YouTube is undoubtedly second to none in the video-sharing business on the Web. But that ranking is going to be challenged by close competitor Yahoo, which reportedly plans to create its own video-sharing platform under the stewardship of CEO Marissa Mayer, previously a key executive at Google.
Yahoo’s first attempt to bring the competition with Google to the next level by acquiring Dailymotion in early 2013 fizzled out. But now the search engine sees another hope in developing proprietary video-upload site that it can call a product of its own sweat.

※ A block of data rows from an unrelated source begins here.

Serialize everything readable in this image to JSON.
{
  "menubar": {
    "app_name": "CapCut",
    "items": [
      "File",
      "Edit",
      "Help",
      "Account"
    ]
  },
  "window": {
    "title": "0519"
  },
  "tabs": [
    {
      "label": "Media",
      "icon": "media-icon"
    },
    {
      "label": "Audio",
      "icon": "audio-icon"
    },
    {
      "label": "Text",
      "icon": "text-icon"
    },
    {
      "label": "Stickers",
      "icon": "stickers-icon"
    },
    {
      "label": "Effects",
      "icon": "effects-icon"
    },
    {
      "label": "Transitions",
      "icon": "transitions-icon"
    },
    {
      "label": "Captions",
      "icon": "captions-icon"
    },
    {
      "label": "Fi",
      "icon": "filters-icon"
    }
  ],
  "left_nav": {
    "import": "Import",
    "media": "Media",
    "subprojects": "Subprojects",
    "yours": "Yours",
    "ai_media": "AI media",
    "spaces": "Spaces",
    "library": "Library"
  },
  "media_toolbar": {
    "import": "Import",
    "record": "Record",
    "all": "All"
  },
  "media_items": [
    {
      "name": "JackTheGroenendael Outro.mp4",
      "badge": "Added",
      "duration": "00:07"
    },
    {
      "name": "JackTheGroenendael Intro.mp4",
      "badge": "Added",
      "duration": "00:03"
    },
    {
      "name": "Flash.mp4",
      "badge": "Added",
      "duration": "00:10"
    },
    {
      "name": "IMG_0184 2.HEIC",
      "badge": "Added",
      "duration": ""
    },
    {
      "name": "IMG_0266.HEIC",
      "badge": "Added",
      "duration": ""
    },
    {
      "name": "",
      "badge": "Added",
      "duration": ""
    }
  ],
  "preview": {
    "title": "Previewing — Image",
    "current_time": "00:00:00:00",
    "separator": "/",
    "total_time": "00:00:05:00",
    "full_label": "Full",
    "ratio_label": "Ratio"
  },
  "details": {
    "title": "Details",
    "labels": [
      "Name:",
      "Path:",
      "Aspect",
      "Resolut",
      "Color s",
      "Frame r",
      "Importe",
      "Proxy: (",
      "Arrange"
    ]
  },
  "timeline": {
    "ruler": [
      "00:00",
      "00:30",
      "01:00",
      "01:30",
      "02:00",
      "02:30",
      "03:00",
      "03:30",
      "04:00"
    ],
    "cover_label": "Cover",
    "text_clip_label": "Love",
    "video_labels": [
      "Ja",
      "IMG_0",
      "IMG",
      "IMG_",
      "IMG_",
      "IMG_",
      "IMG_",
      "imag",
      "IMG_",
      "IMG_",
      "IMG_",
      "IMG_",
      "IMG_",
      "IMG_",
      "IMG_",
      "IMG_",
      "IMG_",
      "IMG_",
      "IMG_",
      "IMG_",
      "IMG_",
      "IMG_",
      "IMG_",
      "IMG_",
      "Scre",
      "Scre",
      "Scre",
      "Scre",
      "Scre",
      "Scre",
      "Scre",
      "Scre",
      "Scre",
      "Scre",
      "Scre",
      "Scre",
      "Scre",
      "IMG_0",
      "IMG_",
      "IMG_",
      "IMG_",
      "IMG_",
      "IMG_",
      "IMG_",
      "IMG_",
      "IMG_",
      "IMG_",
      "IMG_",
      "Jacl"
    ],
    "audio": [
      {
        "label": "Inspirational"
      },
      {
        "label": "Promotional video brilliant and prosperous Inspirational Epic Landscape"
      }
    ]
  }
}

Sources privy to Yahoo’s move say the company has approached YouTube stars for a potential stint at the planned video portal with promises of higher revenue than what they currently earn at YouTube. But there are hurdles to that. One big consideration before these YouTube residents start moving to the other side of the fence is the popularity of platforms and copyright security of their videos. So far, YouTube has maintained its reputation of constantly policing contents uploaded to the site for possible copyright infringement. And that is a major attraction to users.
YouTube stars are also offered the glamorous chance of landing in Yahoo’s front page for added exposure to millions of users. Yahoo is reportedly planning to initially open the portal to selected users by picking the contents that it will deem worthy to be shared. Gradually, the platform will be opened to the general public, industry sources say.
The plan invites risks in the long run. For Yahoo to successfully eclipse or even match YouTube’s reputation, it will need the best videos to draw in more users and possibly poach the rival’s stars. But YouTube of course has a strong foothold at present in a business that is less swarmed by competitors. The level of competition is still at its highest level.
The number of visitors also comes into play. Recent figures from comScore show that Google’s market share rose to 67 percent, while Yahoo’s piece of the pie fell to 11.3 percent, down 0.1 percent from the previous data.
The Dailymotion acquisition could have been Yahoo’s best edge on that respect had the transaction not failed. According to ComScore, Dailymotion has nearly 120 million monthly unique visitors, compared with YouTube’s approximately 1.2 billion. However, Dailymotion accounts only for 1 percent of the total global market share while YouTube holds the majority 28 percent.
Then there’s the issue of Dailymotion’s weak policies regarding copyrighted and prohibited materials, which it had been for a long time now.